■ **Problem**:
From the entries provided below, copy each line that contains the word "Market".

━━━ Records shown

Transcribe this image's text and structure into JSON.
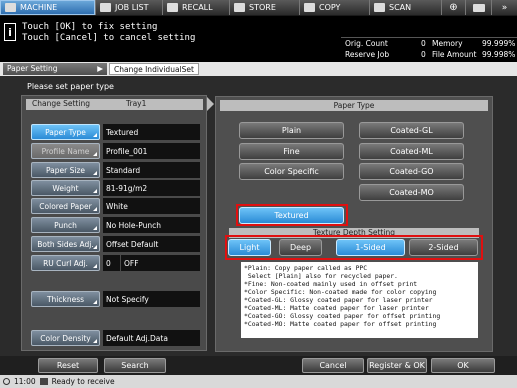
{
  "tabs": [
    {
      "label": "MACHINE",
      "active": true,
      "icon": "machine-icon"
    },
    {
      "label": "JOB LIST",
      "active": false,
      "icon": "job-list-icon"
    },
    {
      "label": "RECALL",
      "active": false,
      "icon": "recall-icon"
    },
    {
      "label": "STORE",
      "active": false,
      "icon": "store-icon"
    },
    {
      "label": "COPY",
      "active": false,
      "icon": "copy-icon"
    },
    {
      "label": "SCAN",
      "active": false,
      "icon": "scan-icon"
    }
  ],
  "message": {
    "line1": "Touch [OK] to fix setting",
    "line2": "Touch [Cancel] to cancel setting"
  },
  "counters": {
    "orig_count_label": "Orig. Count",
    "orig_count_value": "0",
    "memory_label": "Memory",
    "memory_value": "99.999%",
    "reserve_job_label": "Reserve Job",
    "reserve_job_value": "0",
    "file_amount_label": "File Amount",
    "file_amount_value": "99.998%"
  },
  "breadcrumb": {
    "item1": "Paper Setting",
    "item2": "Change IndividualSet"
  },
  "instruction": "Please set paper type",
  "left_panel": {
    "header_left": "Change Setting",
    "header_right": "Tray1",
    "rows": [
      {
        "label": "Paper Type",
        "value": "Textured",
        "selected": true
      },
      {
        "label": "Profile Name",
        "value": "Profile_001",
        "disabled": true
      },
      {
        "label": "Paper Size",
        "value": "Standard"
      },
      {
        "label": "Weight",
        "value": "81-91g/m2"
      },
      {
        "label": "Colored Paper",
        "value": "White"
      },
      {
        "label": "Punch",
        "value": "No Hole-Punch"
      },
      {
        "label": "Both Sides Adj.",
        "value": "Offset Default"
      },
      {
        "label": "RU Curl Adj.",
        "value": "0",
        "value2": "OFF"
      }
    ],
    "thickness": {
      "label": "Thickness",
      "value": "Not Specify"
    },
    "color_density": {
      "label": "Color Density",
      "value": "Default Adj.Data"
    }
  },
  "right_panel": {
    "header": "Paper Type",
    "left_buttons": [
      "Plain",
      "Fine",
      "Color Specific"
    ],
    "right_buttons": [
      "Coated-GL",
      "Coated-ML",
      "Coated-GO",
      "Coated-MO"
    ],
    "textured": "Textured",
    "depth_header": "Texture Depth Setting",
    "depth_buttons": [
      "Light",
      "Deep",
      "1-Sided",
      "2-Sided"
    ],
    "notes": "*Plain: Copy paper called as PPC\n Select [Plain] also for recycled paper.\n*Fine: Non-coated mainly used in offset print\n*Color Specific: Non-coated made for color copying\n*Coated-GL: Glossy coated paper for laser printer\n*Coated-ML: Matte coated paper for laser printer\n*Coated-GO: Glossy coated paper for offset printing\n*Coated-MO: Matte coated paper for offset printing"
  },
  "bottom": {
    "reset": "Reset",
    "search": "Search",
    "cancel": "Cancel",
    "register": "Register & OK",
    "ok": "OK"
  },
  "status": {
    "time": "11:00",
    "text": "Ready to receive"
  },
  "colors": {
    "accent": "#2b8bd6",
    "highlight_border": "#e01010",
    "panel": "#4f4f4f"
  }
}
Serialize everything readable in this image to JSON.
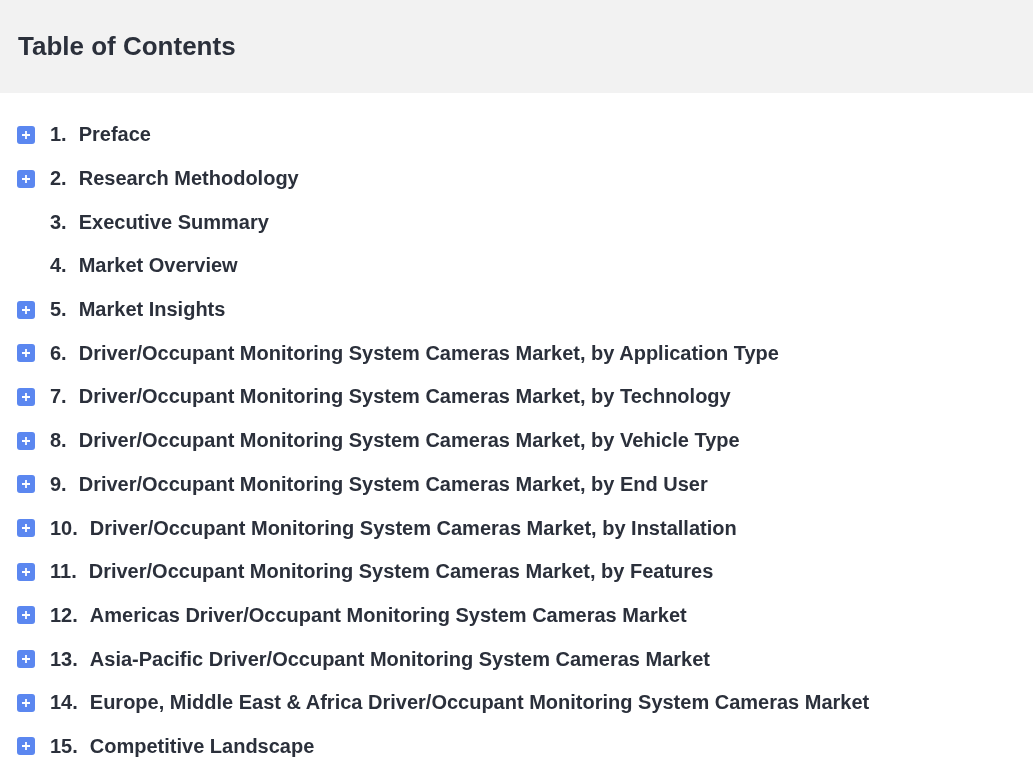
{
  "header": {
    "title": "Table of Contents"
  },
  "items": [
    {
      "number": "1.",
      "title": "Preface",
      "expandable": true
    },
    {
      "number": "2.",
      "title": "Research Methodology",
      "expandable": true
    },
    {
      "number": "3.",
      "title": "Executive Summary",
      "expandable": false
    },
    {
      "number": "4.",
      "title": "Market Overview",
      "expandable": false
    },
    {
      "number": "5.",
      "title": "Market Insights",
      "expandable": true
    },
    {
      "number": "6.",
      "title": "Driver/Occupant Monitoring System Cameras Market, by Application Type",
      "expandable": true
    },
    {
      "number": "7.",
      "title": "Driver/Occupant Monitoring System Cameras Market, by Technology",
      "expandable": true
    },
    {
      "number": "8.",
      "title": "Driver/Occupant Monitoring System Cameras Market, by Vehicle Type",
      "expandable": true
    },
    {
      "number": "9.",
      "title": "Driver/Occupant Monitoring System Cameras Market, by End User",
      "expandable": true
    },
    {
      "number": "10.",
      "title": "Driver/Occupant Monitoring System Cameras Market, by Installation",
      "expandable": true
    },
    {
      "number": "11.",
      "title": "Driver/Occupant Monitoring System Cameras Market, by Features",
      "expandable": true
    },
    {
      "number": "12.",
      "title": "Americas Driver/Occupant Monitoring System Cameras Market",
      "expandable": true
    },
    {
      "number": "13.",
      "title": "Asia-Pacific Driver/Occupant Monitoring System Cameras Market",
      "expandable": true
    },
    {
      "number": "14.",
      "title": "Europe, Middle East & Africa Driver/Occupant Monitoring System Cameras Market",
      "expandable": true
    },
    {
      "number": "15.",
      "title": "Competitive Landscape",
      "expandable": true
    }
  ]
}
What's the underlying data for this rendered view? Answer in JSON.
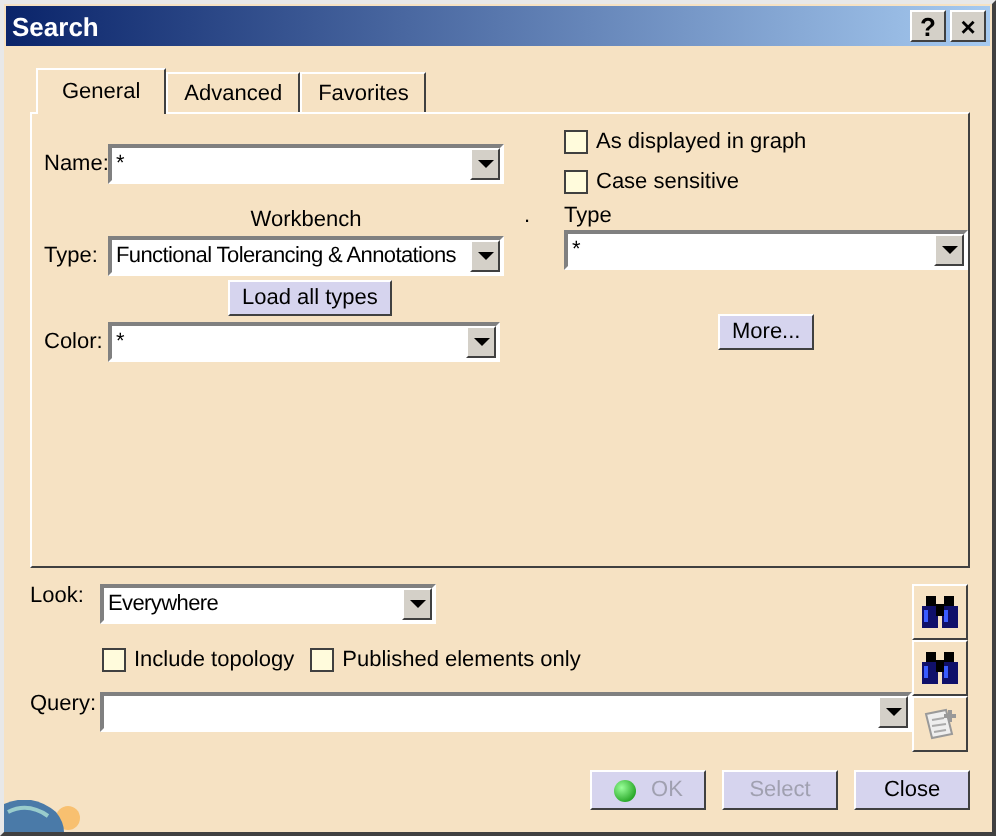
{
  "window": {
    "title": "Search",
    "help": "?",
    "close": "×"
  },
  "tabs": [
    {
      "label": "General",
      "selected": true
    },
    {
      "label": "Advanced",
      "selected": false
    },
    {
      "label": "Favorites",
      "selected": false
    }
  ],
  "general": {
    "name": {
      "label": "Name:",
      "value": "*"
    },
    "as_displayed": {
      "label": "As displayed in graph",
      "checked": false
    },
    "case_sensitive": {
      "label": "Case sensitive",
      "checked": false
    },
    "workbench_heading": "Workbench",
    "separator": ".",
    "type_heading": "Type",
    "type": {
      "label": "Type:",
      "value": "Functional Tolerancing & Annotations"
    },
    "type_value": "*",
    "load_button": "Load all types",
    "color": {
      "label": "Color:",
      "value": "*"
    },
    "more_button": "More..."
  },
  "look": {
    "label": "Look:",
    "value": "Everywhere"
  },
  "include_topology": {
    "label": "Include topology",
    "checked": false
  },
  "published_only": {
    "label": "Published elements only",
    "checked": false
  },
  "query": {
    "label": "Query:"
  },
  "buttons": [
    {
      "label": "OK",
      "disabled": true,
      "kind": "ok"
    },
    {
      "label": "Select",
      "disabled": true,
      "kind": "plain"
    },
    {
      "label": "Close",
      "disabled": false,
      "kind": "plain"
    }
  ]
}
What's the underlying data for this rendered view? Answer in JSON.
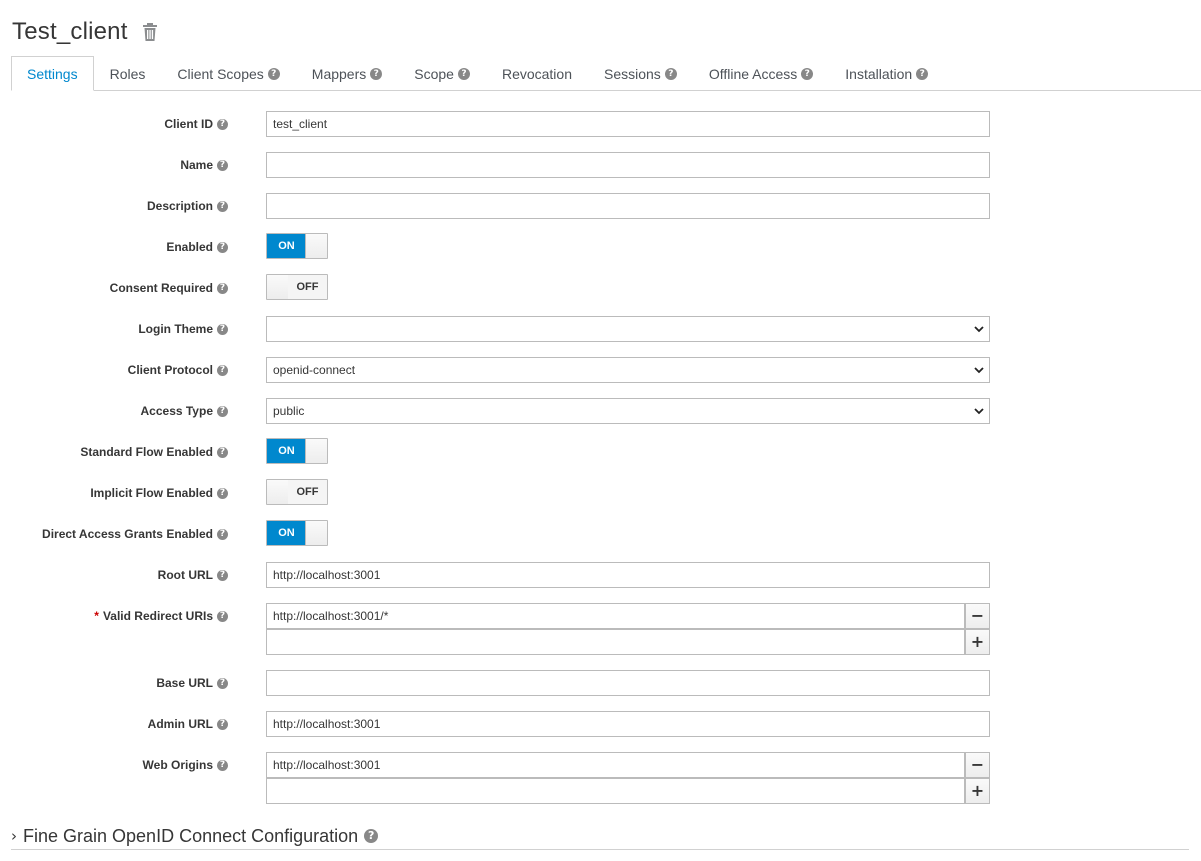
{
  "header": {
    "title": "Test_client",
    "delete_icon": "trash-icon"
  },
  "tabs": [
    {
      "label": "Settings",
      "help": false
    },
    {
      "label": "Roles",
      "help": false
    },
    {
      "label": "Client Scopes",
      "help": true
    },
    {
      "label": "Mappers",
      "help": true
    },
    {
      "label": "Scope",
      "help": true
    },
    {
      "label": "Revocation",
      "help": false
    },
    {
      "label": "Sessions",
      "help": true
    },
    {
      "label": "Offline Access",
      "help": true
    },
    {
      "label": "Installation",
      "help": true
    }
  ],
  "form": {
    "client_id": {
      "label": "Client ID",
      "value": "test_client"
    },
    "name": {
      "label": "Name",
      "value": ""
    },
    "description": {
      "label": "Description",
      "value": ""
    },
    "enabled": {
      "label": "Enabled",
      "state": "ON"
    },
    "consent_required": {
      "label": "Consent Required",
      "state": "OFF"
    },
    "login_theme": {
      "label": "Login Theme",
      "value": ""
    },
    "client_protocol": {
      "label": "Client Protocol",
      "value": "openid-connect"
    },
    "access_type": {
      "label": "Access Type",
      "value": "public"
    },
    "standard_flow": {
      "label": "Standard Flow Enabled",
      "state": "ON"
    },
    "implicit_flow": {
      "label": "Implicit Flow Enabled",
      "state": "OFF"
    },
    "direct_access": {
      "label": "Direct Access Grants Enabled",
      "state": "ON"
    },
    "root_url": {
      "label": "Root URL",
      "value": "http://localhost:3001"
    },
    "valid_redirect_uris": {
      "label": "Valid Redirect URIs",
      "required_mark": "*",
      "values": [
        "http://localhost:3001/*",
        ""
      ]
    },
    "base_url": {
      "label": "Base URL",
      "value": ""
    },
    "admin_url": {
      "label": "Admin URL",
      "value": "http://localhost:3001"
    },
    "web_origins": {
      "label": "Web Origins",
      "values": [
        "http://localhost:3001",
        ""
      ]
    }
  },
  "buttons": {
    "remove": "−",
    "add": "+"
  },
  "switch_labels": {
    "on": "ON",
    "off": "OFF"
  },
  "help_glyph": "?",
  "fine_grain": {
    "arrow": "›",
    "label": "Fine Grain OpenID Connect Configuration"
  },
  "colors": {
    "accent": "#0088ce",
    "required": "#cc0000"
  }
}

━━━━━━

■ **Answer to this exercise**:
      "title": "Market Overview",
      "title": "Market Insights",
      "title": "Driver/Occupant Monitoring System Cameras Market, by Application Type",
      "title": "Driver/Occupant Monitoring System Cameras Market, by Technology",
      "title": "Driver/Occupant Monitoring System Cameras Market, by Vehicle Type",
      "title": "Driver/Occupant Monitoring System Cameras Market, by End User",
      "title": "Driver/Occupant Monitoring System Cameras Market, by Installation",
      "title": "Driver/Occupant Monitoring System Cameras Market, by Features",
      "title": "Americas Driver/Occupant Monitoring System Cameras Market",
      "title": "Asia-Pacific Driver/Occupant Monitoring System Cameras Market",
      "title": "Europe, Middle East & Africa Driver/Occupant Monitoring System Cameras Market",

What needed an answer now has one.